Calcuation of Net Income specifies that the court must consider a realistic ability to pay, not a theoretical one. 


In determining the earning capacity of a obligor (person making the payments) of a support order, the court needs to consider what types of employment the obligor may obtain. 

Pa. R.C.P. RULE 1910.16-2(d)(4) Specifies as follows:

The trier of fact may impute to that party an income equal to the party's earning capacity. Age, education, training, health, work experience, earnings history and child care responsibilities are factors which shall be considered in determining earning capacity.

In order for an earning capacity to be assessed, the trier of fact must state the reasons for the assessment in writing or on the record. Generally, the trier of fact should not impute an earning capacity that is greater than the amount the party would earn from one full-time position.

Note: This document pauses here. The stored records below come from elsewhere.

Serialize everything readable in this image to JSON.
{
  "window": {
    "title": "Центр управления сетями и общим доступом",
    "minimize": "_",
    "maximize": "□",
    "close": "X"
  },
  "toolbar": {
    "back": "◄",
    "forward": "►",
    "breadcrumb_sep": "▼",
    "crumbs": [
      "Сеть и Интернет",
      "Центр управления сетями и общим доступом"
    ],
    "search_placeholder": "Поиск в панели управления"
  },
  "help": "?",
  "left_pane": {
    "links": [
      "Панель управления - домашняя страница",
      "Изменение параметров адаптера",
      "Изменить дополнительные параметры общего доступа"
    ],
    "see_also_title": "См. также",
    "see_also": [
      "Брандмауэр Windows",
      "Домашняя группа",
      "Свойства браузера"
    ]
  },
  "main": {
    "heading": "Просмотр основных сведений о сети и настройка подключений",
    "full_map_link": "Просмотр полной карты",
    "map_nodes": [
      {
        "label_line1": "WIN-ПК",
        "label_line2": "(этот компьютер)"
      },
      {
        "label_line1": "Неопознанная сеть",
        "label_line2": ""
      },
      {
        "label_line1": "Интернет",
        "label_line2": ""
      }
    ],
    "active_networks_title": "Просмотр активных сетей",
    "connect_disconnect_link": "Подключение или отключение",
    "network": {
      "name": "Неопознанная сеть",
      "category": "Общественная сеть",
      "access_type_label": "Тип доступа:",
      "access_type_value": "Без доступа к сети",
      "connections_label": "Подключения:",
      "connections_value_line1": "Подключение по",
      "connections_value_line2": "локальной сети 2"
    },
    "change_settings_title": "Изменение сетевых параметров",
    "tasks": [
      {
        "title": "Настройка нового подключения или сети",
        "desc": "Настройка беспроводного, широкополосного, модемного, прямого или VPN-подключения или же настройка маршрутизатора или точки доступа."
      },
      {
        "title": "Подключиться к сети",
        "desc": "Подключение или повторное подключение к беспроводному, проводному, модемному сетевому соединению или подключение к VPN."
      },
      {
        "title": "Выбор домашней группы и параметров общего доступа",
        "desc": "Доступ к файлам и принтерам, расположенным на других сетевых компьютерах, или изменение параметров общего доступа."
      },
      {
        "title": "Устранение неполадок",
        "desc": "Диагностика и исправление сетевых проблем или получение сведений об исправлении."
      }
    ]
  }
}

Determination of what constitutes a reasonable work regimen depends upon all relevant circumstances including the choice of jobs available within a particular occupation, working hours, working conditions and whether a party has exerted substantial good faith efforts to find employment.

The Annotations to this Rule provide:

Statutory provisions at 23 Pa.C.S.A. § 4322, as well as case law, are clear that a support obligation is based upon the ability of a party to pay, and that the concept of an earning capacity is intended to reflect a realistic, rather than a theoretical, ability to pay support.  (emphasis added).

What's the Takeaway?

A court should not be engaging in a hypothetical scenario for an obligor in determining what earning capacity should be assigned.  The determination of a parent's ability to provide child support is based upon the parent's earning capacity rather than the parent's actual earnings.  For instance, if an able-bodied 40-year-old male is trained as an electrician, he should be assigned an earning capacity based upon his actual wages or what he could realistically earn in the particular field if employed full-time.  If, however, he is out-of-work due to an involuntary layoff, he should not be assigned an earning capacity as if he were working full-time.  Likewise, an electrician that is out-of-work should not be assigned an earning capacity of a more highly-qualified profession.

If you have questions or concerns regarding your current child support order and need assistance, you may call Shaffer & Engle Law Offices, LLC (717) 268-4287 or email us today.